Should the State Get Back into the Charter School Business?
A referendum in the fall will be asking voters whether they support a Constitutional Amendment in Georgia allowing for a state authorizing board on charter schools. So how will you vote?
An amendment passed in the Georgia General Assembly in March authorized a referendum in the fall that essentially asks voters whether they think the state should get back into the charter school business.
The referendum will ask voters whether the Georgia Constitution should be amended to allow for a state authorizing board on charter schools. A Supreme Court decision last year ruled that decision should be put back into the hands of local boards of education.
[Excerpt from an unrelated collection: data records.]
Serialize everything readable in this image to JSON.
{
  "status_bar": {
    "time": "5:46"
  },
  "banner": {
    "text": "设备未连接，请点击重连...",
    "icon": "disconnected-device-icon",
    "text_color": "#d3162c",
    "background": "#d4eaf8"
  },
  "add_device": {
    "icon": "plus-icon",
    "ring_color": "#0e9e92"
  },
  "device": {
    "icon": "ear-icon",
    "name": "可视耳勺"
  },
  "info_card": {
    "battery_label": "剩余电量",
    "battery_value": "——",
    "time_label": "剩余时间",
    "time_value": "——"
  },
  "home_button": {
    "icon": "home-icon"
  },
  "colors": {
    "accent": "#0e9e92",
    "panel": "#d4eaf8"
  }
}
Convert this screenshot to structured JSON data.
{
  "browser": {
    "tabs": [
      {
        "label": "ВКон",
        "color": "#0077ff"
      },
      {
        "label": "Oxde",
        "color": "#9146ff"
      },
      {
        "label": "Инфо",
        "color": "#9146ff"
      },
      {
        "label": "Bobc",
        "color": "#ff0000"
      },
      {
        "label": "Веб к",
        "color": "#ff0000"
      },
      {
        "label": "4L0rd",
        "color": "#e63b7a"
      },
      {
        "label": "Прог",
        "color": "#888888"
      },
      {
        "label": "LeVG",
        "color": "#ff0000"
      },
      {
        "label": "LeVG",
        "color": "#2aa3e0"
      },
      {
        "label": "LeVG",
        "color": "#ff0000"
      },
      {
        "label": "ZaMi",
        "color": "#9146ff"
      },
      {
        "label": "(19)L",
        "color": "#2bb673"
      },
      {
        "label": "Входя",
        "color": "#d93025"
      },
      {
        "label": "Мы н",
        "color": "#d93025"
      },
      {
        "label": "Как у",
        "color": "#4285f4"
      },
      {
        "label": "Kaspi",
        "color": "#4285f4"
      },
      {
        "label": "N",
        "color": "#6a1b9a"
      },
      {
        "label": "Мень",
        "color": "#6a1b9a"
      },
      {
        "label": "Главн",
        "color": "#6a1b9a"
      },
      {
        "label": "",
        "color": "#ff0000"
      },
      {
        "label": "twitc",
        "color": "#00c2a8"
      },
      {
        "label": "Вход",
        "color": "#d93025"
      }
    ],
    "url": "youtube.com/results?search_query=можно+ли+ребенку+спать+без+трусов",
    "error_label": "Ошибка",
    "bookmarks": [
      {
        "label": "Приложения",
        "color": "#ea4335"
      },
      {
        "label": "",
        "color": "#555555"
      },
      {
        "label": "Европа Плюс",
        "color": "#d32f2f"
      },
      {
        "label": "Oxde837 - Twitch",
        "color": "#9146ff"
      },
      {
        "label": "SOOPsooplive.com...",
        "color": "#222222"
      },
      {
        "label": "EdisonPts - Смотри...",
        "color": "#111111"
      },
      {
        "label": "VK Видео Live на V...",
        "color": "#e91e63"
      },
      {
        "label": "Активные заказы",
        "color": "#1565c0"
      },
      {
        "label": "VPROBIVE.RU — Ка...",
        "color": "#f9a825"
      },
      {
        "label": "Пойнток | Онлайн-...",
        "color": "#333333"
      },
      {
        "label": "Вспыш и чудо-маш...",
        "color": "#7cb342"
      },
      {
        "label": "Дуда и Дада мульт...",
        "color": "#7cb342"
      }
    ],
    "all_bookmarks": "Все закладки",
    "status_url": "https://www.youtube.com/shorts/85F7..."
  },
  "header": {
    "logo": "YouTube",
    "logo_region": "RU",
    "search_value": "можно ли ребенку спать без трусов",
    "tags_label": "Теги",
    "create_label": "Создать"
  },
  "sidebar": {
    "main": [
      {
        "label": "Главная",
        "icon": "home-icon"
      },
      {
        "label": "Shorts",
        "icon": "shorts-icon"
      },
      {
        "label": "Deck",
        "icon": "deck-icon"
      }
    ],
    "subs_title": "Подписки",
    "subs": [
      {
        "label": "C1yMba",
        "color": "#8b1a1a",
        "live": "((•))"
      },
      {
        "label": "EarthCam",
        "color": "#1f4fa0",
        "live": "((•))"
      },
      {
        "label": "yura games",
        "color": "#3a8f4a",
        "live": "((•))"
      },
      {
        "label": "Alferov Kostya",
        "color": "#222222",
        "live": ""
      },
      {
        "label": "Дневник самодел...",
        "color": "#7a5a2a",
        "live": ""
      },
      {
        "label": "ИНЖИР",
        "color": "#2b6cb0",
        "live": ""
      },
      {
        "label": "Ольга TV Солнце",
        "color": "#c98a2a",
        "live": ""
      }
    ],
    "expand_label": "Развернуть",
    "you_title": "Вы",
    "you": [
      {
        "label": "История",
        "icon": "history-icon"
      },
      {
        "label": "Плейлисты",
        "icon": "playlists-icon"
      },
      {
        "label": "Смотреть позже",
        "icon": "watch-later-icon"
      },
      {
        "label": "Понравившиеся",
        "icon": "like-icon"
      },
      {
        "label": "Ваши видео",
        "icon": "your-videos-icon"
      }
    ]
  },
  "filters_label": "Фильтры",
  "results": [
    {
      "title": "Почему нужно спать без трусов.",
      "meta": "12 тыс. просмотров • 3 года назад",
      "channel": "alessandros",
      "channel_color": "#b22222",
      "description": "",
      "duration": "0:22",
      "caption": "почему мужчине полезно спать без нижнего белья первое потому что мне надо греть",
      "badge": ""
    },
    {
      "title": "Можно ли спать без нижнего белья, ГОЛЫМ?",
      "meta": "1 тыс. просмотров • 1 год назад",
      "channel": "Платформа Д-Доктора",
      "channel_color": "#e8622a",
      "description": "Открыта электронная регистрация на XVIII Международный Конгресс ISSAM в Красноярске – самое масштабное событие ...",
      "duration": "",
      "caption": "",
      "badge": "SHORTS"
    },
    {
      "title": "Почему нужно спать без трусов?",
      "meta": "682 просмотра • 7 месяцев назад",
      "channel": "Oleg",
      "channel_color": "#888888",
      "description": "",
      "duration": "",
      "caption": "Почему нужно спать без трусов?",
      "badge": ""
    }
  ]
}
The outcome of the November referendum could essentially overrule that decision.
The issue has set up a fierce debate. Lines have been drawn with fierce lobbying on sides of the issue. A Media Matters research piece lays out the reasons why the status quo should remain. A storify composite by SouternEdDesk takes a broader look at the issue from both sides.
At the heart of it lies the question: Who should control which, where and why charter schools should open – the state or local boards of education?
Charter school supporters would like the power returned to the state, allowing it to override a local board’s decision to deny a charter school’s right to open. Opponents, however, say it will put the state back into the charter school business and allow it to manipulate funding.
So what do you think? Will you be voting in support of the state amending its constitution to allow for a state authorizing board? Or do you think the Supreme Court decision was the right one and the law should remain as it is?